Geologic interpretation of images begins with the identification of lineaments, “regional linear features caused by linear arrangement of regional morphological features such as streams, escarpments, and mountain ranges and tonal features that in many areas are the surface expressions of fractures or fault zones.”[i] The emphasis in this section is on geologic structures and landforms, both of which can be easily identified on air photographs and other images.
The sequence followed here is that often found in geomorphology books. Geologic structures and structurally controlled landforms are illustrated first, followed by images of mass wasting and of the results of the agents of erosion—running water, ground water, ice, wind and the sea. The meandering rivers of southern
3.69: The Arden Ridge East of Birnie
Some of the
Drainage in the area is generally from the higher land in the west to lower land in the east. Several small creeks can be seen 6, one of which is deflected south by the Arden Ridge 7. However, Birnie Creek 8 in the north flows across the strandlines without interruption, but in the northeast it has been straightened 9 to improve its flow rate. One small creek has been dammed to create a reservoir 10 for water supply at a neighbouring farm. Land between the two sets of strandlines is dry; consequently, much of it has been left with a scrub cover 11. In order to improve water supply—mainly for use by cattle—numerous dugouts (small black rectangles on the photo) have been excavated 12.
As is usually the case with photos of southern
Figure 3.69: The Arden Ridge East of Birnie
Vertical air photograph: A15225-11
Flight height: 20,000 feet a.s.l.; lens focal length: 152.26 mm
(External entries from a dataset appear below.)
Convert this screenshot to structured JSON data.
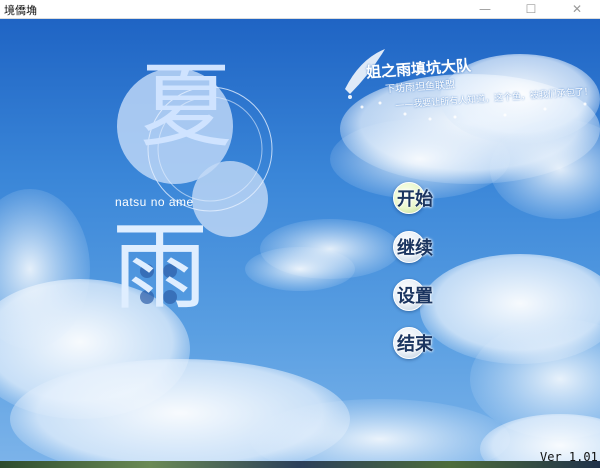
{
  "window": {
    "title": "境僑埆",
    "controls": {
      "minimize": "—",
      "maximize": "☐",
      "close": "✕"
    }
  },
  "logo": {
    "char_top": "夏",
    "char_bottom": "雨",
    "romaji": "natsu no ame"
  },
  "brand": {
    "title": "姐之雨填坑大队",
    "subtitle": "下坊雨坦鱼联盟",
    "slogan": "——我要让所有人知道，这个鱼，被我们承包了！"
  },
  "menu": [
    {
      "label": "开始",
      "active": true
    },
    {
      "label": "继续",
      "active": false
    },
    {
      "label": "设置",
      "active": false
    },
    {
      "label": "结束",
      "active": false
    }
  ],
  "version": "Ver 1.01",
  "colors": {
    "sky_top": "#1f64c4",
    "sky_bottom": "#7db4ea",
    "logo": "#cfe3ff",
    "menu_text": "#1b3560"
  }
}
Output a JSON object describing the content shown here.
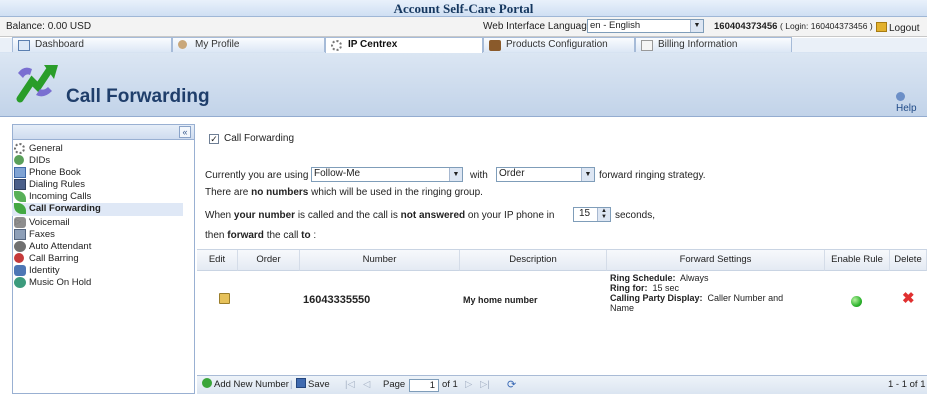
{
  "window": {
    "title": "Account Self-Care Portal"
  },
  "infobar": {
    "balance": "Balance: 0.00 USD",
    "language_label": "Web Interface Language:",
    "language_value": "en - English",
    "account_number": "160404373456",
    "account_login": "( Login: 160404373456 )",
    "logout": "Logout"
  },
  "tabs": [
    {
      "label": "Dashboard"
    },
    {
      "label": "My Profile"
    },
    {
      "label": "IP Centrex"
    },
    {
      "label": "Products Configuration"
    },
    {
      "label": "Billing Information"
    }
  ],
  "header": {
    "title": "Call Forwarding",
    "help": "Help"
  },
  "sidebar": {
    "collapse": "«",
    "items": [
      {
        "label": "General",
        "icon": "gear-icon"
      },
      {
        "label": "DIDs",
        "icon": "did-icon"
      },
      {
        "label": "Phone Book",
        "icon": "phonebook-icon"
      },
      {
        "label": "Dialing Rules",
        "icon": "dialing-rules-icon"
      },
      {
        "label": "Incoming Calls",
        "icon": "incoming-calls-icon"
      },
      {
        "label": "Call Forwarding",
        "icon": "call-forwarding-icon"
      },
      {
        "label": "Voicemail",
        "icon": "voicemail-icon"
      },
      {
        "label": "Faxes",
        "icon": "fax-icon"
      },
      {
        "label": "Auto Attendant",
        "icon": "auto-attendant-icon"
      },
      {
        "label": "Call Barring",
        "icon": "call-barring-icon"
      },
      {
        "label": "Identity",
        "icon": "identity-icon"
      },
      {
        "label": "Music On Hold",
        "icon": "music-icon"
      }
    ]
  },
  "main": {
    "enable_label": "Call Forwarding",
    "using_prefix": "Currently you are using",
    "mode_value": "Follow-Me",
    "with_label": "with",
    "strategy_value": "Order",
    "strategy_suffix": "forward ringing strategy.",
    "line2_a": "There are",
    "line2_b": "no numbers",
    "line2_c": "which will be used in the ringing group.",
    "line3_a": "When",
    "line3_b": "your number",
    "line3_c": "is called and the call is",
    "line3_d": "not answered",
    "line3_e": "on your IP phone in",
    "seconds_value": "15",
    "seconds_label": "seconds,",
    "line4_a": "then",
    "line4_b": "forward",
    "line4_c": "the call",
    "line4_d": "to",
    "line4_e": ":"
  },
  "grid": {
    "columns": [
      "Edit",
      "Order",
      "Number",
      "Description",
      "Forward Settings",
      "Enable Rule",
      "Delete"
    ],
    "rows": [
      {
        "number": "16043335550",
        "description": "My home number",
        "ring_schedule_label": "Ring Schedule:",
        "ring_schedule_value": "Always",
        "ring_for_label": "Ring for:",
        "ring_for_value": "15 sec",
        "cpd_label": "Calling Party Display:",
        "cpd_value": "Caller Number and",
        "cpd_value2": "Name"
      }
    ]
  },
  "pager": {
    "add": "Add New Number",
    "save": "Save",
    "page_label": "Page",
    "page_value": "1",
    "of_label": "of 1",
    "summary": "1 - 1 of 1"
  },
  "colors": {
    "enable_green": "#2fb52f",
    "delete_red": "#e03030",
    "header_blue": "#1f3e6b"
  }
}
Date: May 24, 1956
Scale: 1:37,300 (approx.)
Location: Townships 16 and 17; Ranges 14 and 15 WI
Map sheets: 1:250,000 62J Neepawa